WASHINGTON — The Department of Homeland Security is launching a new operation to target transnational criminal organizations that smuggle immigrants across the southern U.S. border, DHS Secretary Alejandro Mayorkas announced on Tuesday.
Through "Operation Sentinel," DHS will partner with the State Department, the FBI and the Drug Enforcement Administration to disrupt smuggling organizations' access to profit.
"We know all too well that these organizations put profit over human life with devastating consequences," said Mayorkas.
"We intend to disrupt every facet of the logistical network that these organizations use."
The Biden administration has kept intact a Centers for Disease Control and Prevention authority known as Title 42 that expels families and single adult migrants who try to enter the U.S. without a visa. It was intended to stop the spread of Covid, but immigration experts and advocates have blamed the policy for incentivizing human smuggling organizations by allowing them to charge high prices to bring immigrants into the U.S. undetected.
Mayorkas said Title 42 would remain in place while his agency also rooted out smuggling organizations.
"We will continue to exercise that public health authority that is authorized by CDC until that is no longer needed. At the same time we are addressing the transnational criminal organizations that exploit the migrants and their vulnerabilities. We have a responsibility to both elements," Mayorkas said.
During the ongoing surge of migrants crossing the U.S. border, videos have emerged of toddlers being dropped over high walls and of a young boy desperate for help after being abandoned in the desert.
Troy Miller, acting commissioner of Customs and Border Protection, said his agency has rescued 4,766 migrants along the southwest border since October who were abandoned by smugglers.
"Transnational criminal organizations routinely attempt to smuggle people in groups but often end up abandoning women and children when they can't keep up," Miller said.
Mayorkas said the operation will be bigger than a similar effort launched in 2014 because it is broader in scope and targeting "the people, the property, not just the money."
"We will identify the smugglers and their associates and employ a series of targeted actions and sanctions against them. We will have a broad approach and a strong one.

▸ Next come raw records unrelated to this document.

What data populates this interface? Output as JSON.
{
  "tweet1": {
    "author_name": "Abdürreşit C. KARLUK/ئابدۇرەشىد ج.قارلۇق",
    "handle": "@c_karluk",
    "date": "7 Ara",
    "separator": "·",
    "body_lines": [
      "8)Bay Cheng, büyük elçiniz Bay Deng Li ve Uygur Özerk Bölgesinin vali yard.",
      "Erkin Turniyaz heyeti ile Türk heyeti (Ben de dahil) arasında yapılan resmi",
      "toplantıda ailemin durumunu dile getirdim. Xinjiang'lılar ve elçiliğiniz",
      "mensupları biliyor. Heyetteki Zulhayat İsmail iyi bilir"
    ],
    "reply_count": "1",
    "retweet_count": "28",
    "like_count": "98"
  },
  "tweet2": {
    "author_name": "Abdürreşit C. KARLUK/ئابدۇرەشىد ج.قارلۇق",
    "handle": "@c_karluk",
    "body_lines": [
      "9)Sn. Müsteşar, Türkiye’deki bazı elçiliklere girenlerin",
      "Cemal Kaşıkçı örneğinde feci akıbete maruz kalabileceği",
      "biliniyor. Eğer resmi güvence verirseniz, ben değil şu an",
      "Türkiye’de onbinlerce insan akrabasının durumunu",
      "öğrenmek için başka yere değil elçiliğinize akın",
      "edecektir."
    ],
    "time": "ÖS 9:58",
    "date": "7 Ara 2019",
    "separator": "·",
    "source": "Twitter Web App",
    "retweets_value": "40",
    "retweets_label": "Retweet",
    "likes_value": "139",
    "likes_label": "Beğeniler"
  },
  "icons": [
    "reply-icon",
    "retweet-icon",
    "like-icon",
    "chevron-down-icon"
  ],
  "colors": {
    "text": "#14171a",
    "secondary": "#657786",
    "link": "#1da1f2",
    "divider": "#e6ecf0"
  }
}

It will include every authority in our arsenal, including revocation of travel documents…freezing of banking and other financial assets, and these are just some of the examples," Mayorkas said.